(Phys.org) -- An American team of researchers has concluded that a period of rapid-succession small earthquakes in Antarctica over a several month span back in 2002-2003 was likely due to a glacier passing over some rough terrain and its periodic nature likely came about because of the impact of ocean tides. The team has published a paper describing their observations and conclusions in the journal Nature Geoscience.
There are a lot of seismic sensors in Antarctica, continuously monitoring the continent and its movements. Scientists have found over the years that glaciers tend to produce small earthquakes as they move over rocky protrusions. Such activity is generally random and irregular and for that reason a series of small earthquakes occurring beneath David Glacier roughly every twenty five minutes, for several months, stood out.
The researchers note that small earthquakes that occur due to glacial movement generally come about as a result of stick-slip action. The glacier encounters an obstacle that causes part of it to slow or stop until the momentum of its mass is enough to overcome the obstacle, at which point it suddenly lurches forward, causing the ground to shake a little bit. Normally such actions occur without any discernible pattern. With David Glacier however, the stick-slip shaking, recorded by the Transantarctic Mountains Seismic Experiment array under the glacier in East Antarctica (which drains into the Ross Sea) was so predictably periodic that it warranted further research.
The team identified 20,000 small earthquakes during the time frame, all coming within about 25 minutes of each other. By comparing the seismic data with other glacier slip-stick recordings, they confirmed that the shaking was due to the glacier moving over something below, rather than conditions beneath the surface of the land mass. Then they noted that the periodicity of the earthquakes matched up with ocean tides, which made sense, because scientists already know that glaciers tend to slow a very small amount during high tide (because of buoyancy) and speed up at low tide. That they say, accounts for the regularity of the earthquake activity during the time period under study.
The researchers say their findings indicate that tidal activity likely plays a role in other glacial areas as well and suggest that it might play an additional unknown role as global warming causes a rise in sea levels around the world.
Explore further: Arctic sea ice helps remove CO2 from the atmosphere
More information: Motion of an Antarctic glacier by repeated tidally modulated earthquakes, Nature Geoscience (2012) doi:10.1038/ngeo1555

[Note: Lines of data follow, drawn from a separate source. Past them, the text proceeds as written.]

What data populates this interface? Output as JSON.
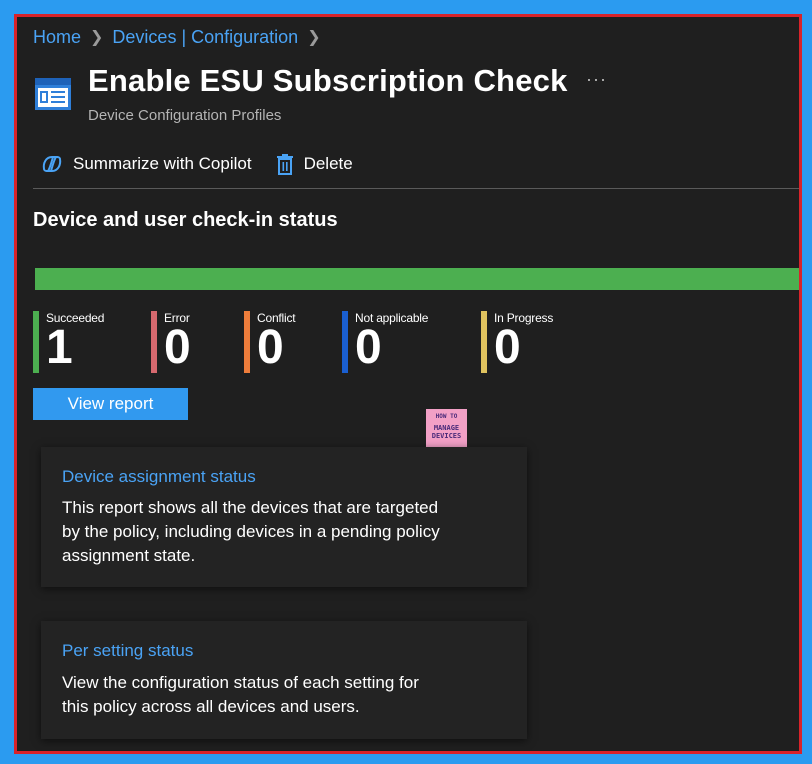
{
  "breadcrumb": [
    {
      "label": "Home"
    },
    {
      "label": "Devices | Configuration"
    }
  ],
  "header": {
    "title": "Enable ESU Subscription Check",
    "subtitle": "Device Configuration Profiles",
    "more_label": "···",
    "icon": "configuration-profile-icon"
  },
  "toolbar": {
    "copilot_label": "Summarize with Copilot",
    "copilot_icon": "copilot-icon",
    "delete_label": "Delete",
    "delete_icon": "trash-icon"
  },
  "checkin": {
    "title": "Device and user check-in status",
    "progress_succeeded_fraction": 1.0,
    "stats": [
      {
        "label": "Succeeded",
        "value": "1",
        "color": "#4caf50"
      },
      {
        "label": "Error",
        "value": "0",
        "color": "#d6696f"
      },
      {
        "label": "Conflict",
        "value": "0",
        "color": "#ee7d3b"
      },
      {
        "label": "Not applicable",
        "value": "0",
        "color": "#1a5fd1"
      },
      {
        "label": "In Progress",
        "value": "0",
        "color": "#e0c35f"
      }
    ],
    "view_report_label": "View report"
  },
  "watermark": {
    "line1": "HOW TO",
    "line2": "MANAGE",
    "line3": "DEVICES"
  },
  "cards": [
    {
      "title": "Device assignment status",
      "description": "This report shows all the devices that are targeted by the policy, including devices in a pending policy assignment state."
    },
    {
      "title": "Per setting status",
      "description": "View the configuration status of each setting for this policy across all devices and users."
    }
  ],
  "colors": {
    "accent": "#3199ef",
    "link": "#4aa3f5",
    "background": "#1f1f1f",
    "frame": "#d8232a",
    "outer": "#2b9bf0"
  }
}
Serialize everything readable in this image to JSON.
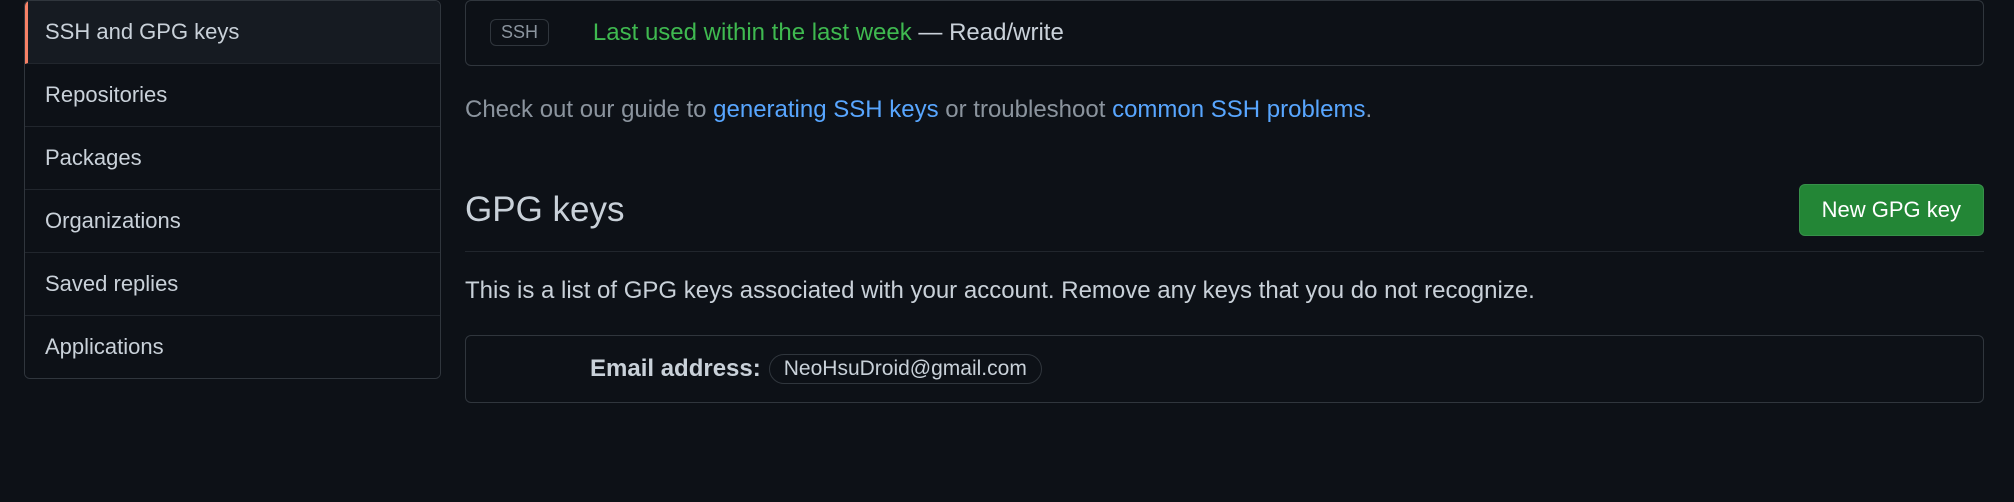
{
  "sidebar": {
    "items": [
      {
        "label": "SSH and GPG keys"
      },
      {
        "label": "Repositories"
      },
      {
        "label": "Packages"
      },
      {
        "label": "Organizations"
      },
      {
        "label": "Saved replies"
      },
      {
        "label": "Applications"
      }
    ]
  },
  "ssh": {
    "badge": "SSH",
    "last_used": "Last used within the last week",
    "access": " — Read/write"
  },
  "guide": {
    "prefix": "Check out our guide to ",
    "link1": "generating SSH keys",
    "middle": " or troubleshoot ",
    "link2": "common SSH problems",
    "suffix": "."
  },
  "gpg": {
    "title": "GPG keys",
    "button": "New GPG key",
    "description": "This is a list of GPG keys associated with your account. Remove any keys that you do not recognize.",
    "email_label": "Email address:",
    "email_value": "NeoHsuDroid@gmail.com"
  }
}
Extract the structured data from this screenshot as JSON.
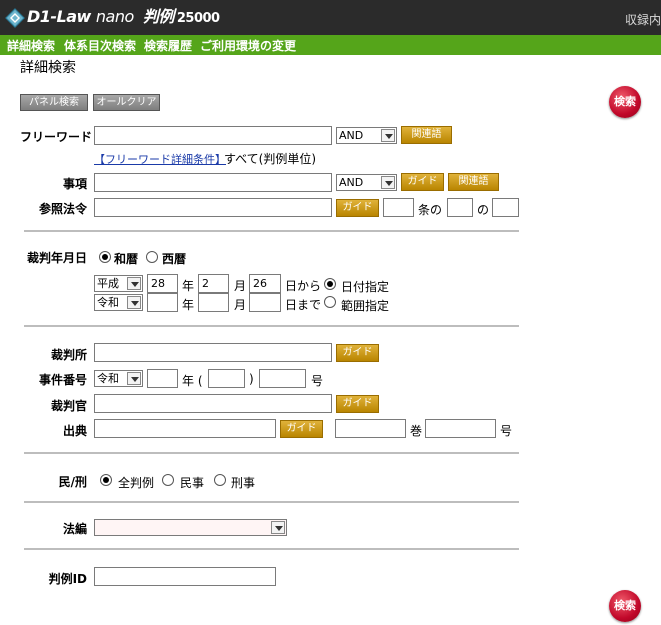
{
  "header": {
    "logo_text": "D1-Law",
    "logo_nano": "nano",
    "logo_product": "判例",
    "logo_number": "25000",
    "right_text": "収録内"
  },
  "menu": {
    "items": [
      "詳細検索",
      "体系目次検索",
      "検索履歴",
      "ご利用環境の変更"
    ]
  },
  "page": {
    "title": "詳細検索"
  },
  "buttons": {
    "panel_search": "パネル検索",
    "all_clear": "オールクリア",
    "search": "検索",
    "related_terms": "関連語",
    "guide": "ガイド"
  },
  "freeword": {
    "label": "フリーワード",
    "value": "",
    "operator": "AND",
    "detail_link": "【フリーワード詳細条件】",
    "scope": "すべて(判例単位)"
  },
  "matter": {
    "label": "事項",
    "value": "",
    "operator": "AND"
  },
  "law": {
    "label": "参照法令",
    "value": "",
    "article_label": "条の",
    "article_value": "",
    "sub_value": "",
    "no_label": "の"
  },
  "date": {
    "label": "裁判年月日",
    "era_wareki": "和暦",
    "era_seireki": "西暦",
    "era_selected": "wareki",
    "from": {
      "era": "平成",
      "year": "28",
      "year_label": "年",
      "month": "2",
      "month_label": "月",
      "day": "26",
      "suffix": "日から"
    },
    "to": {
      "era": "令和",
      "year": "",
      "year_label": "年",
      "month": "",
      "month_label": "月",
      "day": "",
      "suffix": "日まで"
    },
    "mode_date": "日付指定",
    "mode_range": "範囲指定",
    "mode_selected": "date"
  },
  "court": {
    "label": "裁判所",
    "value": ""
  },
  "case_number": {
    "label": "事件番号",
    "era": "令和",
    "year": "",
    "year_label": "年 (",
    "code": "",
    "close": ")",
    "num": "",
    "num_label": "号"
  },
  "judge": {
    "label": "裁判官",
    "value": ""
  },
  "source": {
    "label": "出典",
    "value": "",
    "volume": "",
    "volume_label": "巻",
    "number": "",
    "number_label": "号"
  },
  "civil_criminal": {
    "label": "民/刑",
    "all": "全判例",
    "civil": "民事",
    "criminal": "刑事",
    "selected": "all"
  },
  "law_field": {
    "label": "法編",
    "value": ""
  },
  "case_id": {
    "label": "判例ID",
    "value": ""
  }
}
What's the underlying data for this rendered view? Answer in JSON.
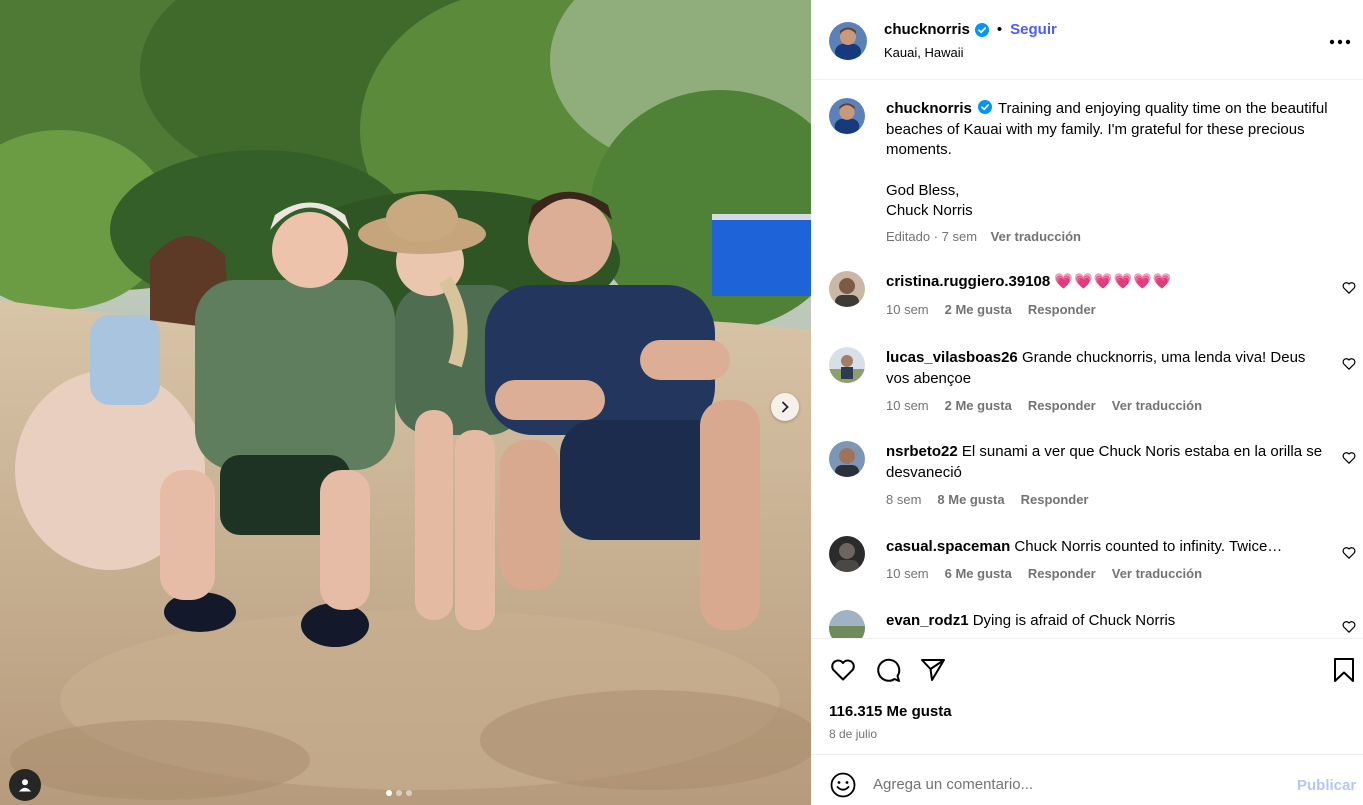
{
  "post": {
    "author": {
      "username": "chucknorris",
      "verified": true,
      "follow_label": "Seguir",
      "separator": "•",
      "location": "Kauai, Hawaii"
    },
    "more_icon": "more-horizontal-icon",
    "media": {
      "next_icon": "chevron-right-icon",
      "carousel_slide": 1,
      "carousel_total": 3,
      "tag_icon": "user-tag-icon"
    },
    "caption": {
      "username": "chucknorris",
      "line1": "Training and enjoying quality time on the beautiful beaches of Kauai with my family. I'm grateful for these precious moments.",
      "line2": "God Bless,",
      "line3": "Chuck Norris",
      "edited": "Editado · 7 sem",
      "translate": "Ver traducción"
    },
    "comments": [
      {
        "username": "cristina.ruggiero.39108",
        "text": "💗💗💗💗💗💗",
        "time": "10 sem",
        "likes": "2 Me gusta",
        "reply": "Responder",
        "translate": ""
      },
      {
        "username": "lucas_vilasboas26",
        "text": "Grande chucknorris, uma lenda viva! Deus vos abençoe",
        "time": "10 sem",
        "likes": "2 Me gusta",
        "reply": "Responder",
        "translate": "Ver traducción"
      },
      {
        "username": "nsrbeto22",
        "text": "El sunami a ver que Chuck Noris estaba en la orilla se desvaneció",
        "time": "8 sem",
        "likes": "8 Me gusta",
        "reply": "Responder",
        "translate": ""
      },
      {
        "username": "casual.spaceman",
        "text": "Chuck Norris counted to infinity. Twice…",
        "time": "10 sem",
        "likes": "6 Me gusta",
        "reply": "Responder",
        "translate": "Ver traducción"
      },
      {
        "username": "evan_rodz1",
        "text": "Dying is afraid of Chuck Norris",
        "time": "",
        "likes": "",
        "reply": "",
        "translate": ""
      }
    ],
    "actions": {
      "like_icon": "heart-icon",
      "comment_icon": "comment-icon",
      "share_icon": "paper-plane-icon",
      "save_icon": "bookmark-icon"
    },
    "likes": "116.315 Me gusta",
    "date": "8 de julio",
    "composer": {
      "emoji_icon": "emoji-icon",
      "placeholder": "Agrega un comentario...",
      "publish_label": "Publicar"
    },
    "colors": {
      "link_blue": "#4a5df9",
      "publish_disabled": "#b5c6fb",
      "meta_gray": "#737373",
      "verified_blue": "#0095f6",
      "heart_pink": "#e83e8c"
    }
  }
}
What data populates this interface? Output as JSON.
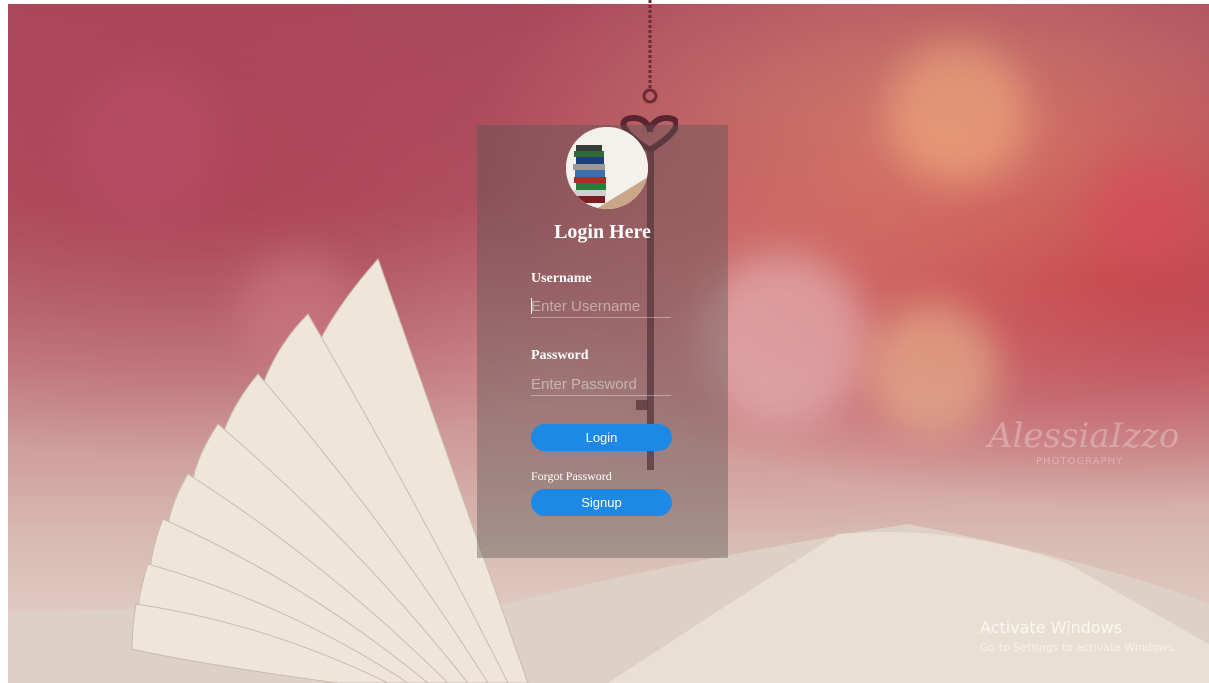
{
  "login": {
    "title": "Login Here",
    "username_label": "Username",
    "username_placeholder": "Enter Username",
    "password_label": "Password",
    "password_placeholder": "Enter Password",
    "login_button": "Login",
    "forgot_link": "Forgot Password",
    "signup_button": "Signup"
  },
  "background": {
    "watermark": "AlessiaIzzo",
    "watermark_sub": "PHOTOGRAPHY"
  },
  "windows_notice": {
    "title": "Activate Windows",
    "subtitle": "Go to Settings to activate Windows."
  },
  "colors": {
    "button": "#1e88e5",
    "panel": "rgba(90,85,85,0.42)",
    "background_top": "#a94a5e"
  },
  "icons": {
    "avatar": "books-stack-icon",
    "key": "key-pendant-icon"
  }
}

Between debris-laden glacial ice and bedrock, basal seismicity can develop that yields information about bed properties1, stress distribution, outburst flooding, and crevassing and calving. Basal seismicity in response to glacial motion is linked to variations in both stress and lubrication of bedrock by water and till. Here we analyse data from the Transantarctic Mountains Seismic Experiment array in 20022003 to investigate seismic behaviour at David Glacier, a large outlet glacier that drains 4% of East Antarcticas ice sheet into the Ross Sea. We identify about 20,000 seismic events that are larger in magnitude and duration than typical for glacial sources and repeat at regular intervals of about 25 min. These events are consistent with stickslip behaviour of debris-laden ice moving over a single obstacle of rough bedrock, modulated by relatively small stress changes from the ocean tides. In the years before and after the interval of repeating events, seismic events with irregular and generally longer intervals were detected at the same location, and are consistent with combined stickslip and continuous sliding of the subglacial interface. We suggest that the observed transitions in seismicity patterns capture the dynamic behaviour of the ice stream, and thatdespite lower ice-flow velocitiessliding in the stickslip regime enhances subglacial erosion.